◆ Work request
Provide an exact repetition of every entry, with no word altered.

━━ Material shown

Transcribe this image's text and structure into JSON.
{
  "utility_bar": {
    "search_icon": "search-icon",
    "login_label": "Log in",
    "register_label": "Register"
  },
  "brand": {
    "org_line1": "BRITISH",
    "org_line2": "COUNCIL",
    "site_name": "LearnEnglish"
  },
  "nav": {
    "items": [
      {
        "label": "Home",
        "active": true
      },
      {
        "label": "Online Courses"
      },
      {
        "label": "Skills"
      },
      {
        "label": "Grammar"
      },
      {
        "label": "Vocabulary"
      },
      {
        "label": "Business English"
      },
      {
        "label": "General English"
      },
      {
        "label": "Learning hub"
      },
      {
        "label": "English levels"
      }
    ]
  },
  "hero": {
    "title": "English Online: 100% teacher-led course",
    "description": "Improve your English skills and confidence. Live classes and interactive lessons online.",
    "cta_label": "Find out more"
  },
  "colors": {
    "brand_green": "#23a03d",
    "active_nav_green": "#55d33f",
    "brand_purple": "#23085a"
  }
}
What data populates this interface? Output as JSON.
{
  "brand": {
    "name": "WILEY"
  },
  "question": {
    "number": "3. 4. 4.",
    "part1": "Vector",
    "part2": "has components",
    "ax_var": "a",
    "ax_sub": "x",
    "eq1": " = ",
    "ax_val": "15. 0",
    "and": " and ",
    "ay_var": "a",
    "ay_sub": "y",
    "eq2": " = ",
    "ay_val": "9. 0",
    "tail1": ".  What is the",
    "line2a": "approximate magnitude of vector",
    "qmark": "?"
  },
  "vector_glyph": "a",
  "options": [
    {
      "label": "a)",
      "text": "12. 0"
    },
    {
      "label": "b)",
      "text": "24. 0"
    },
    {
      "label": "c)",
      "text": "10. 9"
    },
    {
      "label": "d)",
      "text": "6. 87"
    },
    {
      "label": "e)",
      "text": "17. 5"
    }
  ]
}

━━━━

◆ Answer to the exercise
Transcribe this image's text and structure into JSON.
{
  "utility_bar": {
    "search_icon": "search-icon",
    "login_label": "Log in",
    "register_label": "Register"
  },
  "brand": {
    "org_line1": "BRITISH",
    "org_line2": "COUNCIL",
    "site_name": "LearnEnglish"
  },
  "nav": {
    "items": [
      {
        "label": "Home",
        "active": true
      },
      {
        "label": "Online Courses"
      },
      {
        "label": "Skills"
      },
      {
        "label": "Grammar"
      },
      {
        "label": "Vocabulary"
      },
      {
        "label": "Business English"
      },
      {
        "label": "General English"
      },
      {
        "label": "Learning hub"
      },
      {
        "label": "English levels"
      }
    ]
  },
  "hero": {
    "title": "English Online: 100% teacher-led course",
    "description": "Improve your English skills and confidence. Live classes and interactive lessons online.",
    "cta_label": "Find out more"
  },
  "colors": {
    "brand_green": "#23a03d",
    "active_nav_green": "#55d33f",
    "brand_purple": "#23085a"
  }
}
What data populates this interface? Output as JSON.
{
  "brand": {
    "name": "WILEY"
  },
  "question": {
    "number": "3. 4. 4.",
    "part1": "Vector",
    "part2": "has components",
    "ax_var": "a",
    "ax_sub": "x",
    "eq1": " = ",
    "ax_val": "15. 0",
    "and": " and ",
    "ay_var": "a",
    "ay_sub": "y",
    "eq2": " = ",
    "ay_val": "9. 0",
    "tail1": ".  What is the",
    "line2a": "approximate magnitude of vector",
    "qmark": "?"
  },
  "vector_glyph": "a",
  "options": [
    {
      "label": "a)",
      "text": "12. 0"
    },
    {
      "label": "b)",
      "text": "24. 0"
    },
    {
      "label": "c)",
      "text": "10. 9"
    },
    {
      "label": "d)",
      "text": "6. 87"
    },
    {
      "label": "e)",
      "text": "17. 5"
    }
  ]
}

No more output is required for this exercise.